the philosophy that society is composed of groups or classes of people, each with its own interests, and that social CONFLICT stems largely from conflicts of interest between them. To achieve general wellbeing, policy makers should seek to balance group interests. Political action to advance the claims of disadvantaged groups and to regulate the actions of individuals is generally viewed as desirable by those subscribing to this philosophy TRADE UNIONS are often viewed as vehicles of collectivism in that they represent and advance group interests. Critics of this philosophy argue that it subsumes the unique interests of each individual. See INDIVIDUALISM.
Collins Dictionary of Business, 3rd ed. © 2002, 2005 C Pass, B Lowes, A Pendleton, L Chadwick, D O’Reilly and M Afferson

collectivism

see CENTRALLY PLANNED ECONOMY.
Collins Dictionary of Economics, 4th ed. © C. Pass, B. Lowes, L. Davies 2005
References in periodicals archive ?
The results revealed that hypothesis 1.2 is accepted, which indicates that the less individualistic (more collectivistic) a society is, the higher the level of corruption.
These results are also supported by evidence from facial expression literature (86,87), illustrating that individuals with collectivistic backgrounds tend to control (e.g., mask or neutralize) the display of their feelings more than individuals in samples from individualistic societies do.
For example, if they feel that this software is going to be popular, then they will be excited to get on board; but if they feel it is a waste of time, then really you wouldn't blame them for not wanting to waste their time." In our fieldwork, we further found, also consistent with prior literature (Oyserman, Coon, & Kemmelmeier, 2002), that the rural region is more collectivistic.
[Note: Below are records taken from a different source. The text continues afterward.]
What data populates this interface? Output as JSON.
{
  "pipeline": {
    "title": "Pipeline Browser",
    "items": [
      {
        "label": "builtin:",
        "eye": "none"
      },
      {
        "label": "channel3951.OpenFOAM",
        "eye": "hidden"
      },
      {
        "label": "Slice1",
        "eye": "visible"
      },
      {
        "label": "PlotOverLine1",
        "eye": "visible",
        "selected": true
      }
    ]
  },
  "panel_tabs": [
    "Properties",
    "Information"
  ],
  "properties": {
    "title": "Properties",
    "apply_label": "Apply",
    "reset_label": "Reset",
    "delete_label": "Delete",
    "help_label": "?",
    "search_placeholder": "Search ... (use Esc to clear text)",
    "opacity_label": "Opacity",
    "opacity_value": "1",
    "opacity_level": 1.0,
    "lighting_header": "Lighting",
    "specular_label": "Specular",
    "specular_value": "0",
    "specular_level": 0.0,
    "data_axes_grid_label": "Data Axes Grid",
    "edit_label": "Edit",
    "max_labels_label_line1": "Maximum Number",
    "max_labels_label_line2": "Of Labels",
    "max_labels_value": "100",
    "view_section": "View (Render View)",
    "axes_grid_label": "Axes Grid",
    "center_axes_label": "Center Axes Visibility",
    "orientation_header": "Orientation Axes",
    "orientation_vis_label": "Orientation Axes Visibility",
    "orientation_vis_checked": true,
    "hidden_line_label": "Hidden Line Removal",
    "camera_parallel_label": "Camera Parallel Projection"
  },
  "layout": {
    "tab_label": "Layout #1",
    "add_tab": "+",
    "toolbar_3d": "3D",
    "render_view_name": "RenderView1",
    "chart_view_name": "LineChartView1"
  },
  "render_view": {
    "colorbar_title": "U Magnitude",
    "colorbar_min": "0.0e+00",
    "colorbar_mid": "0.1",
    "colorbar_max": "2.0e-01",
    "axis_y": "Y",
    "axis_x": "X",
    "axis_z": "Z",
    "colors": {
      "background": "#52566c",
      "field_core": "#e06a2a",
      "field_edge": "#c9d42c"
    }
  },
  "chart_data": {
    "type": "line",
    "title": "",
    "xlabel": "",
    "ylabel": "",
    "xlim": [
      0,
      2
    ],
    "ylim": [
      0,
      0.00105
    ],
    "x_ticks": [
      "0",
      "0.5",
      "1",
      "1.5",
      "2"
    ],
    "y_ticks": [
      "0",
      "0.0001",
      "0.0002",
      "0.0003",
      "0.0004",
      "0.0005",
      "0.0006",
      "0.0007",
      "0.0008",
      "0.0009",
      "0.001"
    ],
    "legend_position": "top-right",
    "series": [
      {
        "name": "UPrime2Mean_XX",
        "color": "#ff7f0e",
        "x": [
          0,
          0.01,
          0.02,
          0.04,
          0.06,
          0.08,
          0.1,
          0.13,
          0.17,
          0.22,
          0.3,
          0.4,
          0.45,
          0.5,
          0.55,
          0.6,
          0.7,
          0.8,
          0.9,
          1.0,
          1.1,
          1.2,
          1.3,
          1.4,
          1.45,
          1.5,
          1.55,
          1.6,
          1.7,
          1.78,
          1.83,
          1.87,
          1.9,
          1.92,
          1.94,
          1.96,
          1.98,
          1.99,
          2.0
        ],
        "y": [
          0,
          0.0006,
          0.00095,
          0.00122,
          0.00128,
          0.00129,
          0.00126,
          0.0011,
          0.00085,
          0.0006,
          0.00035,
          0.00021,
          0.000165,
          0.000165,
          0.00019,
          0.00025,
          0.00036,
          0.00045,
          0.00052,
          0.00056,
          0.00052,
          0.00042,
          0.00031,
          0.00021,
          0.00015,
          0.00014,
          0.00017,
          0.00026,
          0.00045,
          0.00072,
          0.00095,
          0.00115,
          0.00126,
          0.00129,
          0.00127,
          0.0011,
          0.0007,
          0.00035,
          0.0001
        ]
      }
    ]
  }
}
Resource sharing is value based.
Sometimes collectivistic managers have innovative ideas and seek some desired changes in the organizations but due to conformity with others they are unable to implement them and they may feel less satisfied whereas individualistic managers may feel easy to implement innovative ideas necessary for the business's existence and growth.
Also, in the present study the effect of frailty was always higher than the effect of isolation: Even in a collectivistic culture, personal resources are given more importance than social resources for judging stress.
Often in such social structures that is in collectivistic societies individuals are ignored their rights subdued and expected to confirm to certain group norms.
In contrast, collectivistic societies tend to contextualize information, seeking connections and patterns between subjects and topics, and to prioritize the context in which events occur (Ji, et al., 2000; Martusewicz, et al., 2011; Macias, 1989; More, 1989; Nisbett, et al., 2001; Oyserman, 2011; Pewewardy, 2002).
Thus, based on a cultural perspective, the negative effects of materialism on one's well-being are moderated by culture, with materialism viewed as a greater cause of unhappiness in collectivistic than in individualistic cultures.
On the contrary, collectivistic culture's social behavior is determined largely by goals shared with some collective group and in conflicts, collective goals are placed ahead of personal goals.